Implications of the 2020 Elections
Health care proved to be a dominant issue in the 2018 midterm elections and in some state elections in 2019. Once again, health care is a key issue for voters heading into the 2020 elections. Some Democratic presidential candidates support a Medicare-for-All option while others propose or endorse a “public option”. While there are differences across all of the proposals and many lack sufficient details to fully understand the effects, these plans all could fundamentally change the broader health care system and would have significant implications for Medicaid and the role of states, an issue that has not received much attention. Medicare-for-all proposals would shift responsibility for designing and implementing much of health policy from states to the federal government and would generally eliminate current variation in eligibility, enrollment and renewal processes, benefits, and payment and delivery systems that are part of the current structure of Medicaid where states have considerable flexibility to design programs. The proposals would extend coverage for certain Medicaid services such as comprehensive benefits for children and community based long-term care. Under some Medicare-for-all proposals, the federal government assumes all or a significant share state spending on Medicaid, leading to significant state savings, while other proposals call for a maintenance of effort for all or some current state Medicaid spending.
In contrast, public option proposals vary in their implications for Medicaid. Some proposals would have little effect on Medicaid while others would cover low-income adults in non-expansion states and/or allow individuals with Medicaid or private coverage to, instead, opt-in to the public option.

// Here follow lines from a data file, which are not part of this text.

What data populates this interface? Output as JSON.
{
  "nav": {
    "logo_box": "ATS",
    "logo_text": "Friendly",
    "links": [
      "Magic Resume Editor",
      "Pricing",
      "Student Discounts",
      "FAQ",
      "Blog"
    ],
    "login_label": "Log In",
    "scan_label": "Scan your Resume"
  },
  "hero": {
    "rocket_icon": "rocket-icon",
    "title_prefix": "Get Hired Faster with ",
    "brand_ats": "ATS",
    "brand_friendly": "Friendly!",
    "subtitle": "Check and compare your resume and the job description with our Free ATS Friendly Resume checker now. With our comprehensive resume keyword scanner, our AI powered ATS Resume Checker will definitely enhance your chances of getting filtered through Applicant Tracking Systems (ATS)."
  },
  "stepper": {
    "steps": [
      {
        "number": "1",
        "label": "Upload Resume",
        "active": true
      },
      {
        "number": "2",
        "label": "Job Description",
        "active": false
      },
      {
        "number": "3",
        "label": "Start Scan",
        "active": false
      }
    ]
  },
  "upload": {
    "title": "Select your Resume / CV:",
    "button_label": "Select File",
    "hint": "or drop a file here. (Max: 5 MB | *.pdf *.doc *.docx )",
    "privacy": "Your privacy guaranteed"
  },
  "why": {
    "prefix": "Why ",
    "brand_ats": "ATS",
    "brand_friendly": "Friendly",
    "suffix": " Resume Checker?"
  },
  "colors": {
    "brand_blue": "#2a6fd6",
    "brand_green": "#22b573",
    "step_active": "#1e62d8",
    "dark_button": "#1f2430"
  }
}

Some proposals would allow states to move current Medicaid enrollees to the public plan and some would require states to contribute to the costs through an MOE.

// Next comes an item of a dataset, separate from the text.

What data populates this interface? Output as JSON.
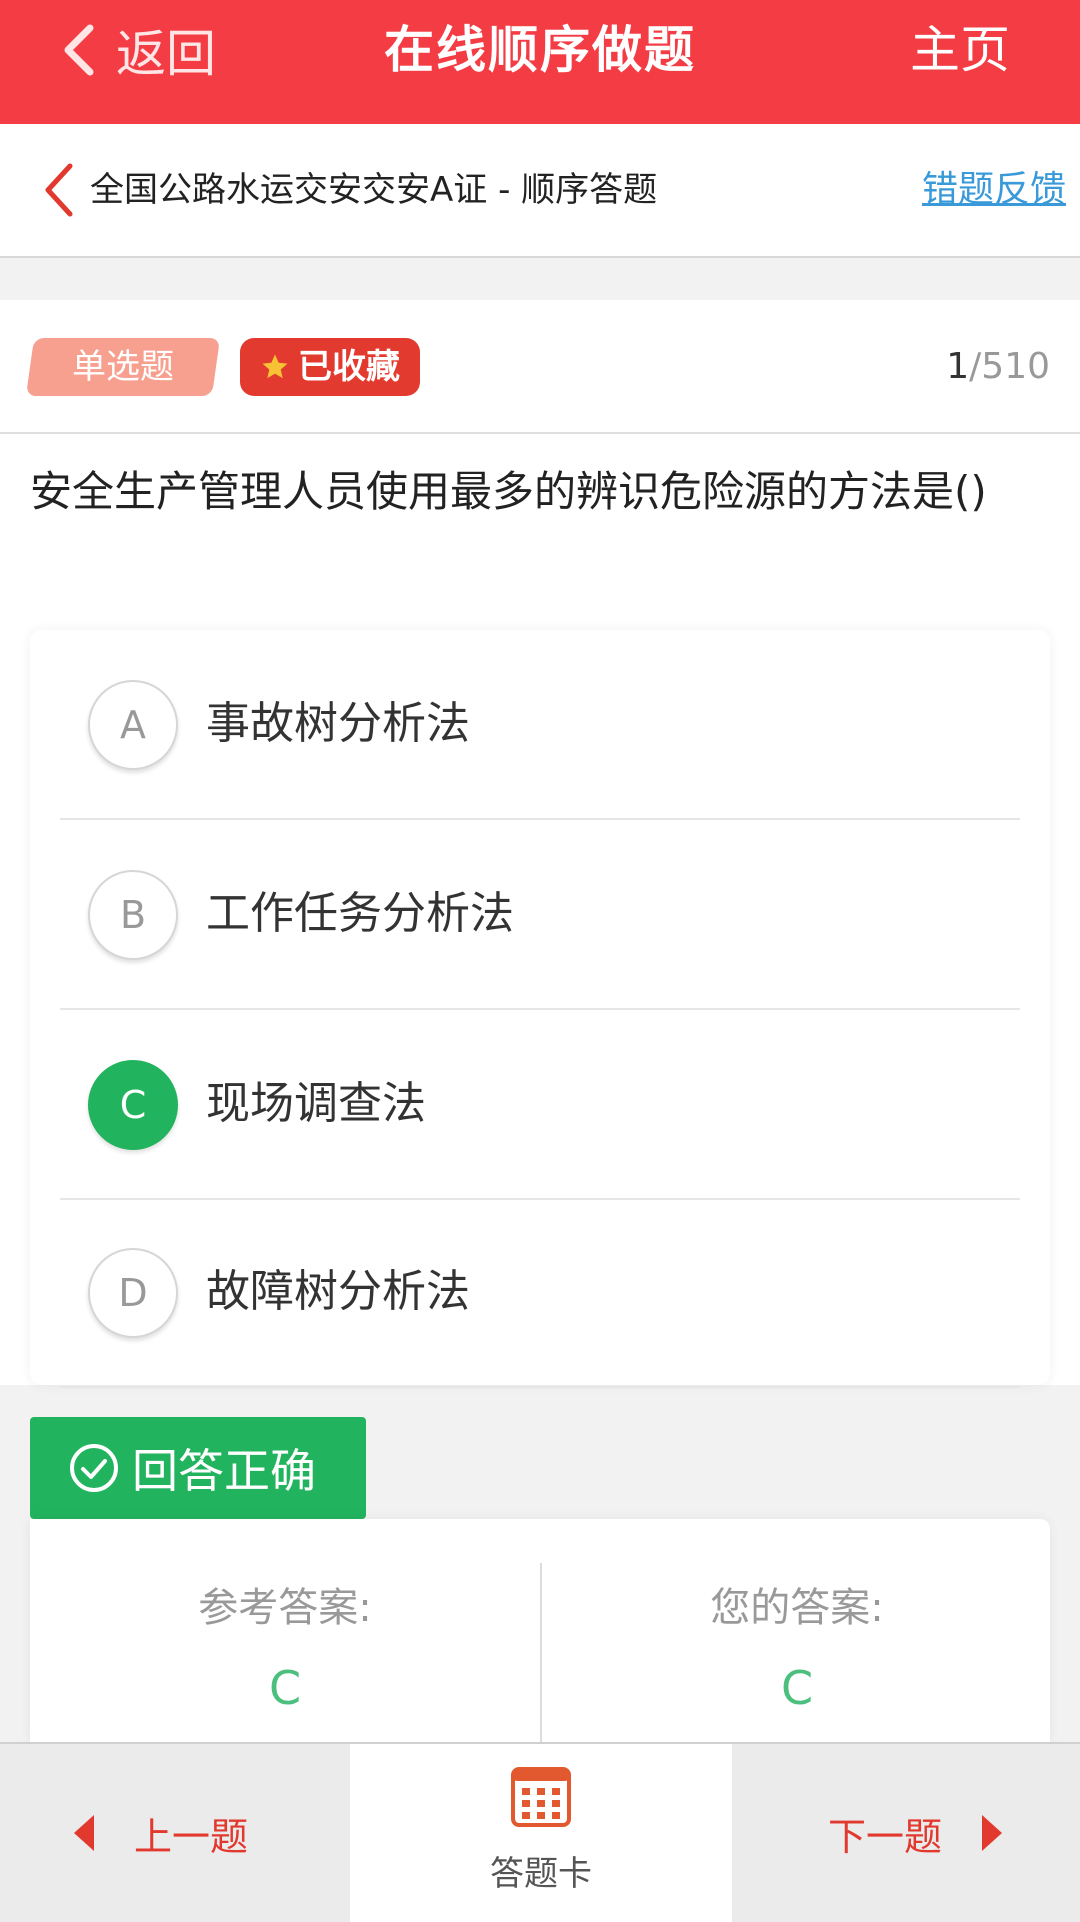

All Democratic presidential candidates differ sharply from policies advanced by the Trump Administration related to the ACA and Medicaid more broadly. The Trump Administration has proposed to significantly limit federal Medicaid funds, convert Medicaid to a block grant, and repeal the ACA (which would end the authority for the Medicaid expansion and other Medicaid provisions); these policies are not supported by any Democratic candidate. In addition, litigation challenging the ACA with support from the Trump administration is ongoing, with continued uncertainty about the law’s future. On December 18, 2019, the 5th Circuit decided in Texas v. Azar to send the case back to the trial court for additional analysis on whether the individual mandate can be severed from the rest of the ACA, to determine if the entire ACA is struck down or not. In the meantime, a group of 21 states represented by Democratic state officials and led by California, and the Democratic-led House of Representatives has asked the Supreme Court for an expedited review of the case, which could result in a final decision before the 2020 election.

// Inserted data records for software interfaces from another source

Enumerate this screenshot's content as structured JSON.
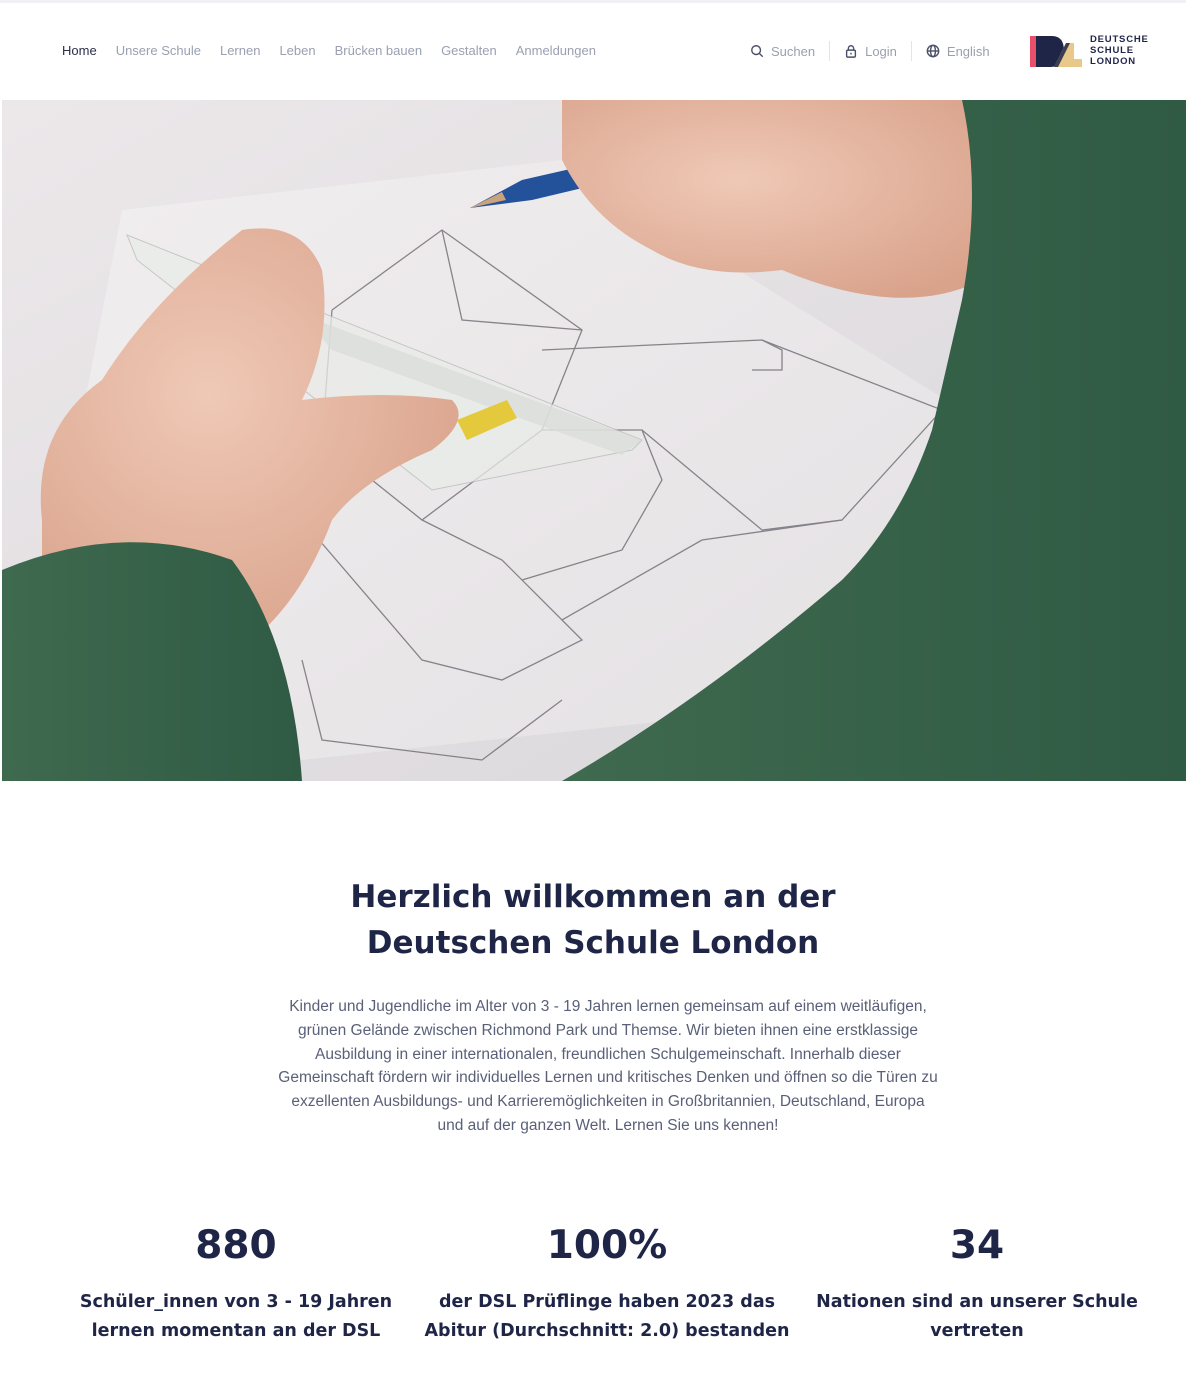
{
  "nav": {
    "items": [
      {
        "label": "Home",
        "active": true
      },
      {
        "label": "Unsere Schule",
        "active": false
      },
      {
        "label": "Lernen",
        "active": false
      },
      {
        "label": "Leben",
        "active": false
      },
      {
        "label": "Brücken bauen",
        "active": false
      },
      {
        "label": "Gestalten",
        "active": false
      },
      {
        "label": "Anmeldungen",
        "active": false
      }
    ]
  },
  "utilities": {
    "search": {
      "label": "Suchen",
      "icon": "search-icon"
    },
    "login": {
      "label": "Login",
      "icon": "lock-icon"
    },
    "language": {
      "label": "English",
      "icon": "globe-icon"
    }
  },
  "logo": {
    "lines": [
      "DEUTSCHE",
      "SCHULE",
      "LONDON"
    ],
    "colors": {
      "red": "#e8506a",
      "navy": "#1f2547",
      "sand": "#e9c98a"
    }
  },
  "hero": {
    "icon": "drawing-photo"
  },
  "welcome": {
    "title_lines": [
      "Herzlich willkommen an der",
      "Deutschen Schule London"
    ],
    "body_lines": [
      "Kinder und Jugendliche im Alter von 3 - 19 Jahren lernen gemeinsam auf einem weitläufigen,",
      "grünen Gelände zwischen Richmond Park und Themse. Wir bieten ihnen eine erstklassige",
      "Ausbildung in einer internationalen, freundlichen Schulgemeinschaft. Innerhalb dieser",
      "Gemeinschaft fördern wir individuelles Lernen und kritisches Denken und öffnen so die Türen zu",
      "exzellenten Ausbildungs- und Karrieremöglichkeiten in Großbritannien, Deutschland, Europa",
      "und auf der ganzen Welt. Lernen Sie uns kennen!"
    ]
  },
  "stats": [
    {
      "value": "880",
      "label_lines": [
        "Schüler_innen von 3 - 19 Jahren",
        "lernen momentan an der DSL"
      ]
    },
    {
      "value": "100%",
      "label_lines": [
        "der DSL Prüflinge haben 2023 das",
        "Abitur (Durchschnitt: 2.0) bestanden"
      ]
    },
    {
      "value": "34",
      "label_lines": [
        "Nationen sind an unserer Schule",
        "vertreten"
      ]
    }
  ],
  "colors": {
    "primary": "#1f2547",
    "muted": "#9aa0b0",
    "text": "#5a6078"
  }
}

In addition to the presidential race, the make-up of Congress will affect the direction of federal health care policy. At the state level, there are 11 governors up for election in 2020 (four seats currently held by Democrats (DE, NC, MY and WA) and seven seats held by Republicans (MO, ND, NH, IN, UT, VT and WV)). The make-up of state legislatures also has direct implications for Medicaid policy as state law can authorize expansion, require a state to submit a demonstration waiver, set state budgets and direct other Medicaid changes. As mentioned earlier, initiatives are underway in Oklahoma and Missouri to put Medicaid expansion on the ballot in November 2020.
What to watch:
- How prominent of a voting issue will health care be in the 2020 elections?
- What will be the outcome of the election – at the presidential level, as well as in Congress and the states – and how will this affect Medicaid and broader health policy in 2021 and beyond?
- How much of a role will Medicaid play in state races, particularly in non-expansion states? Will Medicaid expansion ballot initiatives pass in Oklahoma and Missouri?